Issue
Assume that you have chosen the most efficient algorithm for solving a problem where performance is the first priority, and now that you’re implementing it you have to decide about details like this:
v[i*3+0]
, v[i*3+1]
and v[i*3+2]
contain the components of the velocity of particle i
and we want to calculate the total kinetic energy. Given that all particles are of the same mass, one may write:
inline double sqr(double x)
{
return x*x;
}
double get_kinetic_energy(double v[], int n)
{
double sum = 0.0;
for (int i=0; i < n; i++)
sum += sqr(v[i*3+0]) + sqr(v[i*3+1]) + sqr(v[i*3+2]);
return 0.5 * mass * sum;
}
To reduce the number of multiplications, it can be written as:
double get_kinetic_energy(double v[], int n)
{
double sum = 0.0;
for (int i=0; i < n; i++)
{
double *w = v + i*3;
sum += sqr(w[0]) + sqr(w[1]) + sqr(w[2]);
}
return 0.5 * mass * sum;
}
(one may write a function with even fewer multiplications, but that’s not the point of this question)
Now my question is: Since many C compilers can do this kind of optimizations automatically, where should the developer rely on the compiler and where should she/he try to do some optimization manually?
Solution
Looking at how both gcc and clang handle your code, the micro optimisation you contemplate is vain. The compilers already apply standard common subexpression elimination techniques that remove to overhead you are trying to eliminate.
As a matter of fact, the code generated handles 2 components at a time using XMM registers.
If performance is a must, then here are steps that will save the day:

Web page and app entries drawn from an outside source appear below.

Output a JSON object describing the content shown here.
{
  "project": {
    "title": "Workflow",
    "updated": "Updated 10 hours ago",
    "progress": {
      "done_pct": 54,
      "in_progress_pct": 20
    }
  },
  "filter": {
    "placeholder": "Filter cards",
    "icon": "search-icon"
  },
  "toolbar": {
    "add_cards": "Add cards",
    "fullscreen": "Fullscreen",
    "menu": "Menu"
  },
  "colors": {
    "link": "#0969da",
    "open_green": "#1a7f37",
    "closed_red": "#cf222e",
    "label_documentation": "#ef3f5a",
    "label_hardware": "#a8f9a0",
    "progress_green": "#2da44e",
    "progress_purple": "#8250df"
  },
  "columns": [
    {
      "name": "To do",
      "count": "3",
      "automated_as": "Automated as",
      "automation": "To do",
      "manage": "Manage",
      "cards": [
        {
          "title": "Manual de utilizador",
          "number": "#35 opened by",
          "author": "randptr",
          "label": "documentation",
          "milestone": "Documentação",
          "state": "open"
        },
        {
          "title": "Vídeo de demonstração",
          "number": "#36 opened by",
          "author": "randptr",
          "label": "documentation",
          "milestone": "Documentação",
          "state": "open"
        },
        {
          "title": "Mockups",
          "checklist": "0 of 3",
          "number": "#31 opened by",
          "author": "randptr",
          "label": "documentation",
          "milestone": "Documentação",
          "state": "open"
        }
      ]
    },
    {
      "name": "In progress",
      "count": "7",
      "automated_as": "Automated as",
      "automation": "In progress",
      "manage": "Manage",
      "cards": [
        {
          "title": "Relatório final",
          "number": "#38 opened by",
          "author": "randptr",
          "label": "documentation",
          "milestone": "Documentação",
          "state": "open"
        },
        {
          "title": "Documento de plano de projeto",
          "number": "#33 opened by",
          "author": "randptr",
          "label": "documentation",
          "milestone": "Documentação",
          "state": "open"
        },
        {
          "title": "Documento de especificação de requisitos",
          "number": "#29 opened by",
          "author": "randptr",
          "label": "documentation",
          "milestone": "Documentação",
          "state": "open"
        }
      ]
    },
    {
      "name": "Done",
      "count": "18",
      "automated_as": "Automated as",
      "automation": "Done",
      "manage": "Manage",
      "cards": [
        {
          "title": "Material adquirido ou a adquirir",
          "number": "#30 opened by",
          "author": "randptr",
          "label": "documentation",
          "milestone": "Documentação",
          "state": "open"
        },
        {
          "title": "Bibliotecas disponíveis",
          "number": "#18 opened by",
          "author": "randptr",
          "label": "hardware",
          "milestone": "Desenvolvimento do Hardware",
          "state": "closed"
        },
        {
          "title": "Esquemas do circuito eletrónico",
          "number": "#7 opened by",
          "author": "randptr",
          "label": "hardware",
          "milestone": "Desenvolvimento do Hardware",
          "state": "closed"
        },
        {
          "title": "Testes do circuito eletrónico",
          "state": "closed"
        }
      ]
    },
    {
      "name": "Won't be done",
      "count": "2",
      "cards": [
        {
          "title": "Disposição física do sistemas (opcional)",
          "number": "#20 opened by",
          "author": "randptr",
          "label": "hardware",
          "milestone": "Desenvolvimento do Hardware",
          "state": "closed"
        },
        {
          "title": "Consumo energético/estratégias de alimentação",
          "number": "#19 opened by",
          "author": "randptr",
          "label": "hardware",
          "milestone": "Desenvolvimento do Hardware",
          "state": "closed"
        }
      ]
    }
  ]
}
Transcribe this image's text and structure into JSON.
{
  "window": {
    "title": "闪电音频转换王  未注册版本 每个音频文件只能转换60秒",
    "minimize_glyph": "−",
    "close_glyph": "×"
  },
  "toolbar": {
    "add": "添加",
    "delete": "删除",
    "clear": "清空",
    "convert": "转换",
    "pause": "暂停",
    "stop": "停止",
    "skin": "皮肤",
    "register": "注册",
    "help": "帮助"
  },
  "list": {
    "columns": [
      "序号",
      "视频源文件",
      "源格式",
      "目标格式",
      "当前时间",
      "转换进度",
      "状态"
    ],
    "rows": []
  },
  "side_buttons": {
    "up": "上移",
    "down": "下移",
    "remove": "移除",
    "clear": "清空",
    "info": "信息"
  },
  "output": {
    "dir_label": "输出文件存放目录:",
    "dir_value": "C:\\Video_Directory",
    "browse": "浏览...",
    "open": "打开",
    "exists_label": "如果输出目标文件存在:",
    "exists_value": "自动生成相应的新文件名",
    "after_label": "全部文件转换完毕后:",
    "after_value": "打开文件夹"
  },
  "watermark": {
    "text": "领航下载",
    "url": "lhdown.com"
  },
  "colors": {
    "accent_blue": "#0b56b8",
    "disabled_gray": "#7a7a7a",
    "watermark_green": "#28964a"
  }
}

the real judge is the wall clock. Write a benchmark with realistic data and measure performance until you get consistent results.

if you have a profiler, use it to determine where are the bottlenecks if any. Changing algorithms for those parts that appear to hog performance is an effective approach.

try and get the best from the compiler: study the optimization options and try and let the compiler use more aggressive techniques if they are appropriate for the target system. For example
mavx512f mavx512cd
let the gcc generate code that handles 8 components at a time using the 512bit ZMM registers.This is a non intrusive technique as the code does not change, so you don’t risk introducing new bugs by hand optimizing the code.
Optimisation is a difficult art. In my experience, simplifying the code gets better results and far fewer bugs than adding extra subtle stuff to try and improve performance at the cost of readability and correctness.
Looking at the code, an obvious simplification seems to generate the same results and might facilitate the optimizer’s job (but again, let the wall clock be the judge):
double get_kinetic_energy(const double v[], int n, double mass)
{
double sum = 0.0;
for (int i = 0; i < 3 * n; i++)
sum += v[i] * v[i];
return 0.5 * mass * sum;
}
Answered By – chqrlie
Answer Checked By – Senaida (BugsFixing Volunteer)